If there is a sudden rush to sell shares in that specific fund, it could be priced lower than the net asset value. Usually, that's not a problem for most ETFs with high liquidity. By comparison, mutual funds always trade at their net asset value at the close of each trading day. Another important consideration is fiscal efficiency.
ETFs tend to be more tax-efficient than mutual funds because ETF shares are traded on an exchange instead of being traded with the mutual fund company, so there is one buyer for every seller. That may not be the case with an investment fund, and many sellers will have the mutual fund company sell shares of the underlying securities. This will have capital gains tax implications for all shareholders, regardless of whether they sell or not.
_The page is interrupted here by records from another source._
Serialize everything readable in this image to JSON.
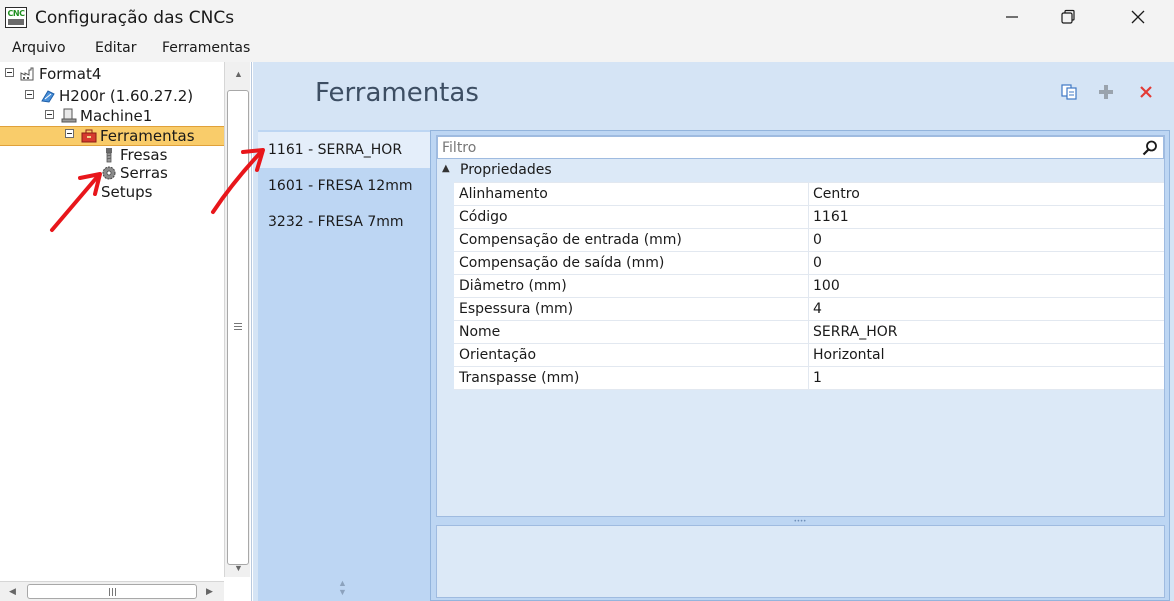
{
  "window": {
    "title": "Configuração das CNCs",
    "icon_text": "CNC"
  },
  "menu": {
    "items": [
      "Arquivo",
      "Editar",
      "Ferramentas"
    ]
  },
  "tree": {
    "nodes": [
      {
        "label": "Format4",
        "icon": "factory-icon"
      },
      {
        "label": "H200r (1.60.27.2)",
        "icon": "machine-icon"
      },
      {
        "label": "Machine1",
        "icon": "computer-icon"
      },
      {
        "label": "Ferramentas",
        "icon": "toolbox-icon",
        "selected": true
      },
      {
        "label": "Fresas",
        "icon": "drill-bit-icon"
      },
      {
        "label": "Serras",
        "icon": "saw-blade-icon"
      },
      {
        "label": "Setups",
        "icon": ""
      }
    ]
  },
  "main": {
    "title": "Ferramentas",
    "toolbar_icons": [
      "copy-icon",
      "add-icon",
      "delete-icon"
    ]
  },
  "tools": [
    {
      "label": "1161 - SERRA_HOR",
      "active": true
    },
    {
      "label": "1601 - FRESA 12mm",
      "active": false
    },
    {
      "label": "3232 - FRESA 7mm",
      "active": false
    }
  ],
  "properties": {
    "filter_placeholder": "Filtro",
    "category": "Propriedades",
    "rows": [
      {
        "name": "Alinhamento",
        "value": "Centro"
      },
      {
        "name": "Código",
        "value": "1161"
      },
      {
        "name": "Compensação de entrada (mm)",
        "value": "0"
      },
      {
        "name": "Compensação de saída (mm)",
        "value": "0"
      },
      {
        "name": "Diâmetro (mm)",
        "value": "100"
      },
      {
        "name": "Espessura (mm)",
        "value": "4"
      },
      {
        "name": "Nome",
        "value": "SERRA_HOR"
      },
      {
        "name": "Orientação",
        "value": "Horizontal"
      },
      {
        "name": "Transpasse (mm)",
        "value": "1"
      }
    ]
  },
  "colors": {
    "selection": "#f9cc6a",
    "panel_bg": "#d5e4f5",
    "list_bg": "#bdd6f3",
    "annotation_arrow": "#e8161b"
  }
}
You can easily reinvest mutual fund dividends by simply checking a box, but the ability to reinvest dividends from an ETF will depend on whether your broker offers a dividend reinvestment plan for your preferred fund.
Understanding the differences between ETFs and mutual funds can help you decide which one is best for you. The investor can also open a Roth IRA account, or any IRA account, that invests in one or more mutual funds as part of its strategy to generate long-term wealth. An investor can purchase mutual fund shares directly or through a brokerage account to gain a stake in a wide variety of assets, such as stocks and bonds, which are selected and managed by investment professionals. Index funds and mutual funds are two popular types of investments for Roth IRAs and other retirement accounts.
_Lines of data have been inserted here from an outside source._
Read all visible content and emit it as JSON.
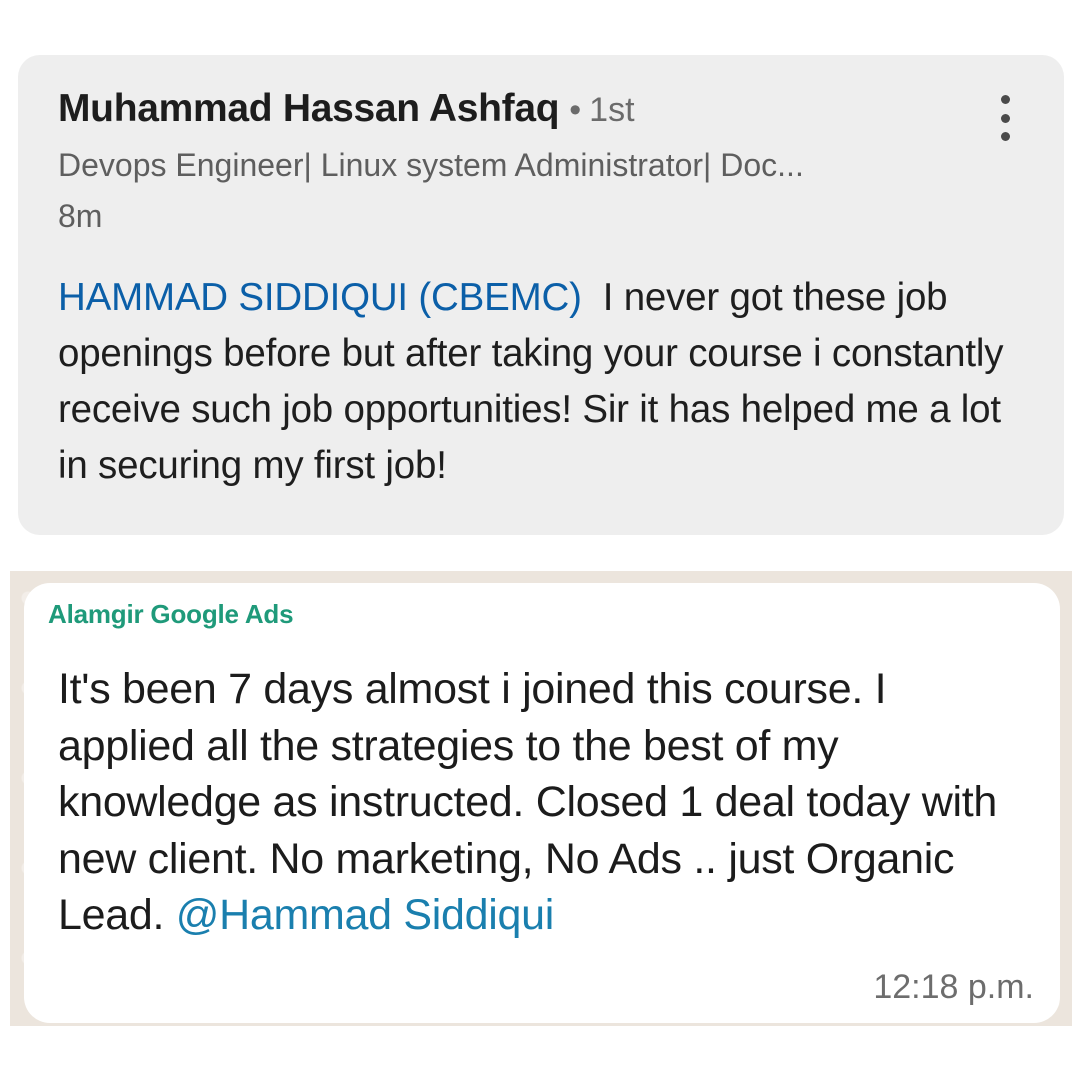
{
  "linkedin_comment": {
    "author_name": "Muhammad Hassan Ashfaq",
    "separator": "•",
    "connection_degree": "1st",
    "headline": "Devops Engineer| Linux system Administrator| Doc...",
    "time_ago": "8m",
    "more_icon": "three-dots-vertical-icon",
    "mention": "HAMMAD SIDDIQUI (CBEMC)",
    "text": "I never got these job openings before but after taking your course i constantly receive such job opportunities! Sir it has helped me a lot in securing my first job!",
    "mention_color": "#0b5fa8"
  },
  "whatsapp_message": {
    "sender": "Alamgir Google Ads",
    "text": "It's been 7 days almost i joined this course. I applied all the strategies to the best of my knowledge as instructed. Closed 1 deal today with new client. No marketing, No Ads .. just Organic Lead. ",
    "mention": "@Hammad Siddiqui",
    "time": "12:18 p.m.",
    "sender_color": "#1f9a7a",
    "mention_color": "#1a7fae"
  }
}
Other differences, such as the ability to buy fractional shares, commissions and minimum investments, will vary depending on the funds and brokers you are considering. An ETF, or exchange-traded fund, is an investment vehicle that pools investors' money and uses funds to buy a basket of stocks, bonds and other securities. Commission-free trading on non-Vanguard ETFs excludes leveraged and inverted ETFs and only applies to trades made online; most customers will pay a commission for buying or selling non-Vanguard ETFs over the phone. All Vanguard ETFs and mutual funds can be bought and sold online in your Vanguard brokerage account without paying any commission.
Investment objectives, risks, charges, expenses, and other important information about a fund are listed in the prospectus; read and consider it carefully before investing. You can set up automatic mutual fund investments and withdrawals and withdrawals based on your preferences. .